Items from an interface collection –
--- START ---
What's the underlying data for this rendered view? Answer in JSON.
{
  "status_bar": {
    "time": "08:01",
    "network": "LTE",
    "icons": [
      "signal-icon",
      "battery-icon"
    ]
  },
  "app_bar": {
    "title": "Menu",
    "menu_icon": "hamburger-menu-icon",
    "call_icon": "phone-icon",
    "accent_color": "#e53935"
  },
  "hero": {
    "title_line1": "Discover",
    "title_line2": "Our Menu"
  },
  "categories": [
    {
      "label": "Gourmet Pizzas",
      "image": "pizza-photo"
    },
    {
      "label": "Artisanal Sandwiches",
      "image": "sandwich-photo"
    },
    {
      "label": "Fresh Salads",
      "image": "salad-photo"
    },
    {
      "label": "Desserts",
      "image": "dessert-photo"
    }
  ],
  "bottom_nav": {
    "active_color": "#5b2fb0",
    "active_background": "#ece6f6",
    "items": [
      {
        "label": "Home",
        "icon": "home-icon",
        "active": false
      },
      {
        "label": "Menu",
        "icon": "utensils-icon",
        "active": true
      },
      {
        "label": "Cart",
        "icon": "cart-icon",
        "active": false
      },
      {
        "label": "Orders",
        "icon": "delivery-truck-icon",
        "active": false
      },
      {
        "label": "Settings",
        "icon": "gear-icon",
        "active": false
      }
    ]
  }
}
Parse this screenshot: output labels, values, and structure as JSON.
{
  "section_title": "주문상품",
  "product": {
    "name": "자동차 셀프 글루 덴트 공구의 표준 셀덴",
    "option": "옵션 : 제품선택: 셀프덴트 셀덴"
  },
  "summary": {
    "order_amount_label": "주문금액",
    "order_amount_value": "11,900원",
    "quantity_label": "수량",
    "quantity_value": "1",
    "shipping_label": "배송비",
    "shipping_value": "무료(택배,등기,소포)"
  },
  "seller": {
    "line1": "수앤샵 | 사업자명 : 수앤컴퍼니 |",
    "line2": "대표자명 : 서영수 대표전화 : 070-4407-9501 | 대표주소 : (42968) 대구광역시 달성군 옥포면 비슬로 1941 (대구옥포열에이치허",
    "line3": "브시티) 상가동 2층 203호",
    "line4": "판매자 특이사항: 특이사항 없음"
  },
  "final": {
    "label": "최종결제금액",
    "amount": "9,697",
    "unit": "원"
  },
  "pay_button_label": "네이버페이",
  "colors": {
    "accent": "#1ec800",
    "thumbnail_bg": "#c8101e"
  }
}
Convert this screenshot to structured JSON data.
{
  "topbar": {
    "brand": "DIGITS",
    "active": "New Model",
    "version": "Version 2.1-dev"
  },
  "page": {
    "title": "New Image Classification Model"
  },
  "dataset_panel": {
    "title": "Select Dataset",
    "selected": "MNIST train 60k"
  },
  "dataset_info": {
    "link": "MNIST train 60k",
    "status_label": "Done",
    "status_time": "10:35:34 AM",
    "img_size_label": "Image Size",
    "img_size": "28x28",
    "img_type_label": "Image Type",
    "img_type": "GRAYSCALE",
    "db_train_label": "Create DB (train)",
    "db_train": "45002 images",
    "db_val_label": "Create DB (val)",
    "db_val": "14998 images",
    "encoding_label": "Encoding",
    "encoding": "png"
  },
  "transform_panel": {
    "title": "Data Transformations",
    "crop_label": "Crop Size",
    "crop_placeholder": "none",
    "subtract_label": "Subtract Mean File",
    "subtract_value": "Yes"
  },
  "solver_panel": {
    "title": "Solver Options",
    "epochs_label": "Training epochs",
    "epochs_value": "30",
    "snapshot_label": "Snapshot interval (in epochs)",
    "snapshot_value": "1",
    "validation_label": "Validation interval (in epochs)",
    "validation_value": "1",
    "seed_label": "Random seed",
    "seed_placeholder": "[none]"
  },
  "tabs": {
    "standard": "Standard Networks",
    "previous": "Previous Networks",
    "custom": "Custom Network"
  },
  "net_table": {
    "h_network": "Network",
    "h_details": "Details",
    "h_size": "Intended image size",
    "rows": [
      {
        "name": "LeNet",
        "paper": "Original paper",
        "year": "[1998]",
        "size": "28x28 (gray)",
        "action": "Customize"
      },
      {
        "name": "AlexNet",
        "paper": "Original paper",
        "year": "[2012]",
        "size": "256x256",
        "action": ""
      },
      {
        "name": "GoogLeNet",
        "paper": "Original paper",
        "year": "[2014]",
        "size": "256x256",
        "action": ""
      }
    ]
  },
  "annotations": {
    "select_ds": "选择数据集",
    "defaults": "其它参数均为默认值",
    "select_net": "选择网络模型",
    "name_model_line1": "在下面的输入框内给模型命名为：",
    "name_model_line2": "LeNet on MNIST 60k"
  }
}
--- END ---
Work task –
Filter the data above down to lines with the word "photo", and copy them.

Exercise solution –
      "image": "pizza-photo"
      "image": "sandwich-photo"
      "image": "salad-photo"
      "image": "dessert-photo"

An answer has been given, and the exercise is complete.